v^2 = v_1^2 + \mu \lr{ v – v_1 }^2,

or
\label{eqn:collisionproblem:140}
v_1^2 \lr{ 1 + \mu } – 2 \mu v v_1 = v^2 \lr{ 1 – \mu }.

Completing the square gives

\label{eqn:collisionproblem:160}
\lr{ v_1 – \frac{\mu}{1 + \mu} v }^2 = \frac{\mu^2}{(1 + \mu)^2} v^2 + v^2 \frac{ 1 – \mu }{1 + \mu},

or
\label{eqn:collisionproblem:180}
\begin{aligned}
\frac{v_1}{v}
&= \frac{\mu}{1 + \mu} \pm \inv{1 + \mu} \sqrt{ \mu^2 + 1 – \mu^2 } \\
&= \frac{\mu \pm 1}{1 + \mu}.
\end{aligned}

Our second velocity, relative to the initial, is
\label{eqn:collisionproblem:200}
\begin{aligned}
\frac{v_2}{v}
&= \mu \lr{ 1 – \frac{v_1}{v} } \\
&= \mu \lr{ 1 – \frac{\mu \pm 1}{1 + \mu} } \\
&= \mu \frac{ 1 + \mu – \mu \mp 1 }{1 + \mu} \\
&= \mu \frac{ 1 \mp 1 }{1 + \mu}.
\end{aligned}

The post collision velocities are
\label{eqn:collisionproblem:220}
\begin{aligned}
v_1 &= \frac{\mu \pm 1}{1 + \mu} v \\
v_2 &= \mu v \frac{ 1 \mp 1 }{1 + \mu},
\end{aligned}

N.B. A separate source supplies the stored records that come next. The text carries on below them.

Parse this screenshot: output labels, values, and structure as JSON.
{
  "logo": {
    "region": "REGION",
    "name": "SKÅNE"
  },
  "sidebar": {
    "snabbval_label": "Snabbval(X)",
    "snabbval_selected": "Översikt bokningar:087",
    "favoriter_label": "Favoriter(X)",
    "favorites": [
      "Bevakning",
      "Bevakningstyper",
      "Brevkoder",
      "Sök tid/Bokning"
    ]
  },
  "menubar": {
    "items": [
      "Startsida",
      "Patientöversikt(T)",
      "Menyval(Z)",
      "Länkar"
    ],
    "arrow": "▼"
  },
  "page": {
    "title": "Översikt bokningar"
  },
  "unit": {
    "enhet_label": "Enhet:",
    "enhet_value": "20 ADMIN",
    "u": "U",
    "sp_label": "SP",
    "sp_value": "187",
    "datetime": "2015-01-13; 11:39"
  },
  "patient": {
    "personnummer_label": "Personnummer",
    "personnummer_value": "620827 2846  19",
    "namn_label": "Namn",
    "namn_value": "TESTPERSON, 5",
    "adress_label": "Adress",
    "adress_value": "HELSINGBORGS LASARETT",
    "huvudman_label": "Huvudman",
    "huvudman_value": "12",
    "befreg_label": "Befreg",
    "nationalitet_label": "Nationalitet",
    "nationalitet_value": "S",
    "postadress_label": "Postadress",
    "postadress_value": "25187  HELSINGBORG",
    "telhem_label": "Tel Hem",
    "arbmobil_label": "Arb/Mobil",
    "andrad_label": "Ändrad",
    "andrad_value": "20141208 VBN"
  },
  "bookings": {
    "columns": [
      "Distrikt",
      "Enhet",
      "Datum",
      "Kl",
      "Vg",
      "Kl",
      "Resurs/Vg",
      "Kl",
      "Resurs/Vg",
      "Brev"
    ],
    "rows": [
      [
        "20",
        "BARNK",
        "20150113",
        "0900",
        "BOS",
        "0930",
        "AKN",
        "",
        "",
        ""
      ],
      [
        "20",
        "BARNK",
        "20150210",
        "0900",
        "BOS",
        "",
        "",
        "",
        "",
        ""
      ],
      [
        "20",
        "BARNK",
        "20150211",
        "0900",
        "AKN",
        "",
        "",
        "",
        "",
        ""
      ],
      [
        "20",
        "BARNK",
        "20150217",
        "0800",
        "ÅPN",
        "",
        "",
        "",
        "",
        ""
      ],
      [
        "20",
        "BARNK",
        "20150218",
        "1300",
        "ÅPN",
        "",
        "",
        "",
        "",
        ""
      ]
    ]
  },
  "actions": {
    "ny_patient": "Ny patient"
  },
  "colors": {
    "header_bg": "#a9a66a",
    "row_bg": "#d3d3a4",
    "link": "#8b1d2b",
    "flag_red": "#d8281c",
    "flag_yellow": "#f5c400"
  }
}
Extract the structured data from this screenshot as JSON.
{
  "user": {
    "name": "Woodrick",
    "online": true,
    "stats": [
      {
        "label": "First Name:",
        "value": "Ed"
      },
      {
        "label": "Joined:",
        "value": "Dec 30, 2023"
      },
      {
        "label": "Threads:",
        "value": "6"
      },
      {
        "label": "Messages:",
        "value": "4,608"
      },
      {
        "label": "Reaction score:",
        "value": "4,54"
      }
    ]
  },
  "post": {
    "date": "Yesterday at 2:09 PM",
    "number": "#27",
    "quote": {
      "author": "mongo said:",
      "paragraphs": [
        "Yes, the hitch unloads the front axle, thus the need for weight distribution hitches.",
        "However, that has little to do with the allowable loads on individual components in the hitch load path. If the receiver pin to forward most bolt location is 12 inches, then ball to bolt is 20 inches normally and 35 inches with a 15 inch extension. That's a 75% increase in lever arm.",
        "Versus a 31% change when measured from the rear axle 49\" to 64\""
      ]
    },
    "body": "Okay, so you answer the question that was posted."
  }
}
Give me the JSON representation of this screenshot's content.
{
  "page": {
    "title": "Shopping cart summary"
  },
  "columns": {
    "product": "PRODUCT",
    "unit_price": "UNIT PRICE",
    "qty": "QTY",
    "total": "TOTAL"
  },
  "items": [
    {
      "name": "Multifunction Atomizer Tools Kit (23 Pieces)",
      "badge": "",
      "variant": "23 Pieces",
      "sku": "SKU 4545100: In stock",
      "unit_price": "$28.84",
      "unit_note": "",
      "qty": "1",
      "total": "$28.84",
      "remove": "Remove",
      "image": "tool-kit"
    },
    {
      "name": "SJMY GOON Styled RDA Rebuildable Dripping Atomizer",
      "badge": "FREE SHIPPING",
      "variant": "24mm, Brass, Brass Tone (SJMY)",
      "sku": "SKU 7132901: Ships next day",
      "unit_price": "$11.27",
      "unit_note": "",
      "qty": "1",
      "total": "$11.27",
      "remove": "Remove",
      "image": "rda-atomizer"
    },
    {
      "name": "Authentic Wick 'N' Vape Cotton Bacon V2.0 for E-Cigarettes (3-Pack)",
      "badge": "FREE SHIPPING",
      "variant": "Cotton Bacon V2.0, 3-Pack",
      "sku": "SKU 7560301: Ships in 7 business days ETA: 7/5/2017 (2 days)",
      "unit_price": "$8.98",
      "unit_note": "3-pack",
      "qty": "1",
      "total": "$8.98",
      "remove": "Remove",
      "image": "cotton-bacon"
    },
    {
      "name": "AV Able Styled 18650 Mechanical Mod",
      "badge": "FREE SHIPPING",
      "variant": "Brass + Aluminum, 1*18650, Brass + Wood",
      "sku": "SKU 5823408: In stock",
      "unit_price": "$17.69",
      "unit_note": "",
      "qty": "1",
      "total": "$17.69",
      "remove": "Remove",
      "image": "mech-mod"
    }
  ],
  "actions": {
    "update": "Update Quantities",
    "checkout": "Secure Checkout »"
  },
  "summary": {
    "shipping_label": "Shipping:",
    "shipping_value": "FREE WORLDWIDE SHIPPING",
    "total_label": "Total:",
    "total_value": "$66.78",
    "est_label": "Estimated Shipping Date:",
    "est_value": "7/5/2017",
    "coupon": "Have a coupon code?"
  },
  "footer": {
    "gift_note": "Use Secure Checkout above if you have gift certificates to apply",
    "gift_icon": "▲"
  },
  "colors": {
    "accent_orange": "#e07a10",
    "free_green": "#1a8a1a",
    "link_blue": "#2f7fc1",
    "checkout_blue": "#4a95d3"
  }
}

but we see the equations describe one scenario that doesn’t make sense physically, because the positive case, describes the first mass teleporting through and past the second mass, and continuing merrily on its way with its initial velocity. That means that our final solution is
\label{eqn:collisionproblem:240}
\begin{aligned}
v_1 &= \frac{\mu – 1}{1 + \mu} v \\
v_2 &= 2 \frac{ \mu }{1 + \mu} v,
\end{aligned}

For the original problem, that is $$v_1 = 2 v / 3$$ and $$v_2 = 4 v /3$$, where $$v = \sqrt{ 2(9.8) 1.5 } \,\textrm{m/s}$$.

For the post-collision heights part of the question, we have
\label{eqn:collisionproblem:260}
\begin{aligned}
\inv{2} m_1 \lr{ \frac{2 v}{3} }^2 &= m_1 g h_1 \\
\inv{2} m_2 \lr{ \frac{4 v}{3} }^2 &= m_2 g h_1,
\end{aligned}

or
\label{eqn:collisionproblem:280}
\begin{aligned}
h_1 &= \frac{2}{9} \frac{v^2}{g} = \frac{4}{9} h \\
h_2 &= \frac{8}{9} \frac{v^2}{g} = \frac{16}{9} h,
\end{aligned}

where $$h = 1.5 \,\textrm{m}$$.

The original question doesn’t ask for the second, or Nth, collision. That would be a bit more fun to try.

# References

[1] Bruni, Dick, Speijer, and Stewart. Physics 12, University Preparation. Nelson, 2012.